What is Big Think?  

We are Big Idea Hunters…

We live in a time of information abundance, which far too many of us see as information overload. With the sum total of human knowledge, past and present, at our fingertips, we’re faced with a crisis of attention: which ideas should we engage with, and why? Big Think is an evolving roadmap to the best thinking on the planet — the ideas that can help you think flexibly and act decisively in a multivariate world.

A word about Big Ideas and Themes — The architecture of Big Think

Big ideas are lenses for envisioning the future. Every article and video on bigthink.com and on our learning platforms is based on an emerging “big idea” that is significant, widely relevant, and actionable. We’re sifting the noise for the questions and insights that have the power to change all of our lives, for decades to come. For example, reverse-engineering is a big idea in that the concept is increasingly useful across multiple disciplines, from education to nanotechnology.

Themes are the seven broad umbrellas under which we organize the hundreds of big ideas that populate Big Think. They include New World Order, Earth and Beyond, 21st Century Living, Going Mental, Extreme Biology, Power and Influence, and Inventing the Future.
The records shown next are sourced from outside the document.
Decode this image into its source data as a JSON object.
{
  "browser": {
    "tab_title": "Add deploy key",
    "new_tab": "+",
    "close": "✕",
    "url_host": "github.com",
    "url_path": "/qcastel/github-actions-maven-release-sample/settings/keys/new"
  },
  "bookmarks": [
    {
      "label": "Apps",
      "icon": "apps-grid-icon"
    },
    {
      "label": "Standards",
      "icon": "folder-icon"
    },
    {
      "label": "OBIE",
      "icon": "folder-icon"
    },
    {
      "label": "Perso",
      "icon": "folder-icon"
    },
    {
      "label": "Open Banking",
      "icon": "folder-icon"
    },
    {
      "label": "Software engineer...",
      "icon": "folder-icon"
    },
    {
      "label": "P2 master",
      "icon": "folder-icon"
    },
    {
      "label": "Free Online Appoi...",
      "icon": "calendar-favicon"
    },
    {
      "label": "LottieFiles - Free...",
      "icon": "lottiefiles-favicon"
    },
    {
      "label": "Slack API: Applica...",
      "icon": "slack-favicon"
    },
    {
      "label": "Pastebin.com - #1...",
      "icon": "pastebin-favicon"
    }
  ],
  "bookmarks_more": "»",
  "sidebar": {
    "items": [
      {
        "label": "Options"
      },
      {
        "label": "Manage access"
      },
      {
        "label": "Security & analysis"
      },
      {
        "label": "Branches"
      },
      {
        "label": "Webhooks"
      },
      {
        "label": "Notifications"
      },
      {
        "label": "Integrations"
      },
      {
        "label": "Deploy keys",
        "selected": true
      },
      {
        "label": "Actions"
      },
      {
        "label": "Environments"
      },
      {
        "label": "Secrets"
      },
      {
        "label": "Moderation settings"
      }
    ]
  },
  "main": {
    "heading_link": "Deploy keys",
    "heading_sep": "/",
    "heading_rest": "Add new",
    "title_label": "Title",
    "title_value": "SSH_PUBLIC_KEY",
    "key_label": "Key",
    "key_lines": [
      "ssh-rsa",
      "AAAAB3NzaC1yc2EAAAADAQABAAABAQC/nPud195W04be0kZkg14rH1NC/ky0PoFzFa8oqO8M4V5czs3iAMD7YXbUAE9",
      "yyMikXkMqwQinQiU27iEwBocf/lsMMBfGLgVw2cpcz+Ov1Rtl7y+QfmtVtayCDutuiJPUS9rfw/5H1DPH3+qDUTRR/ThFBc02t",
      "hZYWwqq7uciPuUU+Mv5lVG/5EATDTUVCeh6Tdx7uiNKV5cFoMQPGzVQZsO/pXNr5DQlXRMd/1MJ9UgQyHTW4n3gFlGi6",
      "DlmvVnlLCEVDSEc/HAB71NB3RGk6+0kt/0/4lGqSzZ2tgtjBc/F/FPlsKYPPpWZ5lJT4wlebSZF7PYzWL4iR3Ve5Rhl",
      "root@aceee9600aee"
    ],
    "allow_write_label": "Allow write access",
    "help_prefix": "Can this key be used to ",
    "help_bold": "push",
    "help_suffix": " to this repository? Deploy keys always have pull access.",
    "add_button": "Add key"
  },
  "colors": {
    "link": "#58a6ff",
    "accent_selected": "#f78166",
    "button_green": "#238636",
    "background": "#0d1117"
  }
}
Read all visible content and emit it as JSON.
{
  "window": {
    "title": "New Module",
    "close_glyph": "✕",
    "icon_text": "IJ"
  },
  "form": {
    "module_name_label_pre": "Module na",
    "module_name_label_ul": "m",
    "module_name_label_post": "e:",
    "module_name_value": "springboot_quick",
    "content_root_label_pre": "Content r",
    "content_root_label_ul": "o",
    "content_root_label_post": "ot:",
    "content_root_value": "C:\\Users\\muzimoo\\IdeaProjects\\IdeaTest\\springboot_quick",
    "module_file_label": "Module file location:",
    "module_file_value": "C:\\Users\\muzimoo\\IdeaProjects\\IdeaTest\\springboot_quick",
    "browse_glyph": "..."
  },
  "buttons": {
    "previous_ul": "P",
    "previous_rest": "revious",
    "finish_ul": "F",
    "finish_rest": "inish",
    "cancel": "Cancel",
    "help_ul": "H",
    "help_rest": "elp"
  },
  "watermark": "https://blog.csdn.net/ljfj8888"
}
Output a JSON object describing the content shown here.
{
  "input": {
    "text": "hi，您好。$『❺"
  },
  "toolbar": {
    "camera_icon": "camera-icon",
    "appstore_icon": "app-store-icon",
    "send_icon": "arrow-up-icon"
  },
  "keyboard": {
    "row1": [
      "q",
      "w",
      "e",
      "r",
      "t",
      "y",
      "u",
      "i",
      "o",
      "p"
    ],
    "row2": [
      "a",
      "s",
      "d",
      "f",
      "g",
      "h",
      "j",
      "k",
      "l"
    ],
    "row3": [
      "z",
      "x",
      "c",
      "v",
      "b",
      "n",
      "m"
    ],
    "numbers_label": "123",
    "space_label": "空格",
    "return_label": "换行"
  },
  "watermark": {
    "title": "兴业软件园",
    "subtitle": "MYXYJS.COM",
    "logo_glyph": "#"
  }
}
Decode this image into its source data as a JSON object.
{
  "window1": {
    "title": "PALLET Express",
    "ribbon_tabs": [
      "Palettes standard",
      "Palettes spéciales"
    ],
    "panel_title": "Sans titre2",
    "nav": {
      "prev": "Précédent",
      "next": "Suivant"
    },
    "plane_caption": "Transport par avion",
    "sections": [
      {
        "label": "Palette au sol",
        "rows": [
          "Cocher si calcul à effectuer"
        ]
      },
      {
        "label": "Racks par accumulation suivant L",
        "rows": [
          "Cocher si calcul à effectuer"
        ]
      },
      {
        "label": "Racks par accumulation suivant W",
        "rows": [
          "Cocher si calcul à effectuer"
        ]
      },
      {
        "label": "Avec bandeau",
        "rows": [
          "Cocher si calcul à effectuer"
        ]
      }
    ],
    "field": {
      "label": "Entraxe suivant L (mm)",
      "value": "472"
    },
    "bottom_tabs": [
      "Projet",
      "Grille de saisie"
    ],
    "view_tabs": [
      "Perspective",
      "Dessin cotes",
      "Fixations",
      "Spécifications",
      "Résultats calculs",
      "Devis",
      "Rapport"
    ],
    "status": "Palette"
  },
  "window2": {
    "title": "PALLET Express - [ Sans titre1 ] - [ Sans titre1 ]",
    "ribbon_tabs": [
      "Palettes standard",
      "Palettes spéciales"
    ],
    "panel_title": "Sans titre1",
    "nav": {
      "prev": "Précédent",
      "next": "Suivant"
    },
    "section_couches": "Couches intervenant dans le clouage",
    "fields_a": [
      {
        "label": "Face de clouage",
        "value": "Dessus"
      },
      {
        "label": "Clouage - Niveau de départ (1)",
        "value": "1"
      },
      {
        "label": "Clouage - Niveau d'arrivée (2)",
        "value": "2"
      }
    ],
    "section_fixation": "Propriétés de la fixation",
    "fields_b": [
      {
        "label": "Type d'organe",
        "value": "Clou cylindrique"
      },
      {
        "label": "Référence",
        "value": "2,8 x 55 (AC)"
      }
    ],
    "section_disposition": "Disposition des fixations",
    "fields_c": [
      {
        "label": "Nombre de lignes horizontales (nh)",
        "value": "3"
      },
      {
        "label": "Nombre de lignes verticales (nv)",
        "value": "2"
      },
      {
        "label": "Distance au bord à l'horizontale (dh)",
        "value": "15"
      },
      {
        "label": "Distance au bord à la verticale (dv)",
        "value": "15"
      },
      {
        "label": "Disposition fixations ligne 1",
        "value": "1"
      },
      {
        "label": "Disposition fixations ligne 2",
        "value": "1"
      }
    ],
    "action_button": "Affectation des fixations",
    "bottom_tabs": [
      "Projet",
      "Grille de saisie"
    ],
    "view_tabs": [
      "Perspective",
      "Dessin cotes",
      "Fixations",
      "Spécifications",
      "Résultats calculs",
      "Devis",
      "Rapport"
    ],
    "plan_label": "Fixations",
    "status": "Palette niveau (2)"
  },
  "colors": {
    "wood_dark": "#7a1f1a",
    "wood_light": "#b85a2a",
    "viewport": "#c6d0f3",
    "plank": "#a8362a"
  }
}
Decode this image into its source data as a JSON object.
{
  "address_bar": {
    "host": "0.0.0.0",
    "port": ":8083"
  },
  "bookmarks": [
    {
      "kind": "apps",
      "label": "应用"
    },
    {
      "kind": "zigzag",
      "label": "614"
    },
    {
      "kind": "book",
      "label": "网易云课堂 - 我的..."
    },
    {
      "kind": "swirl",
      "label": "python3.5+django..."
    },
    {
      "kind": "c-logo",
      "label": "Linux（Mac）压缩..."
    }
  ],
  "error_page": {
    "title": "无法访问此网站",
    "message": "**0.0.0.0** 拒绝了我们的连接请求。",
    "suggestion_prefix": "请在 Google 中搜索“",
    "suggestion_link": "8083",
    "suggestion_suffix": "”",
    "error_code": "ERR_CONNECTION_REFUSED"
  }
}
Big Think Features:

12,000+ Expert Videos

1

Browse videos featuring experts across a wide range of disciplines, from personal health to business leadership to neuroscience.

Watch videos

World Renowned Bloggers

2

Big Think’s contributors offer expert analysis of the big ideas behind the news.

Go to blogs

Big Think Edge

3

Big Think’s Edge learning platform for career mentorship and professional development provides engaging and actionable courses delivered by the people who are shaping our future.

Find out more
Close

Is Facebook (Sufficiently) Spy-Friendly?

May 3, 2011, 6:56 AM
Technology_radio_telescope_242447_l

What's the Latest Development?

Wikileaks founder Julian Assange told Russia Today that Facebook was the “most appalling spy machine that has ever been invented.” FB users who add their friend to the social network are “doing free work for US Intelligence agencies, in building this electronic database for them.” Meanwhile over at Social Media Today, Bill James laments that searching and sharing social network data for regular users is not as easy as it should be. He suggests that FB's “primitive search function for personal users” is deliberate and “makes perfect sense in the context of trying to force business users to advertise in Facebook.”

What's the Big Idea?

A Persistent Sense of Unease over where all this sharing will (should?) lead us. Will the CIA one day lead us to regret liking that political satire page or telling the world where our loyalties lie? What will we gain or lose as consumers if business finds it easier to know what brands we like and use? And is Facebook going to lose ground in the global economy if it doesn't cough up better returns for business users. “The market for social functionality in digital media is beginning to behave like the global market for capital...If the return on effort made to build a social network is higher in one social application than another, or the 'black markets' of the 'follow back etiquette' offer huge returns for the network builder, users will move their time and effort to those applications and those URLs.”

 

Is Facebook (Sufficiently) ...

Newsletter: Share: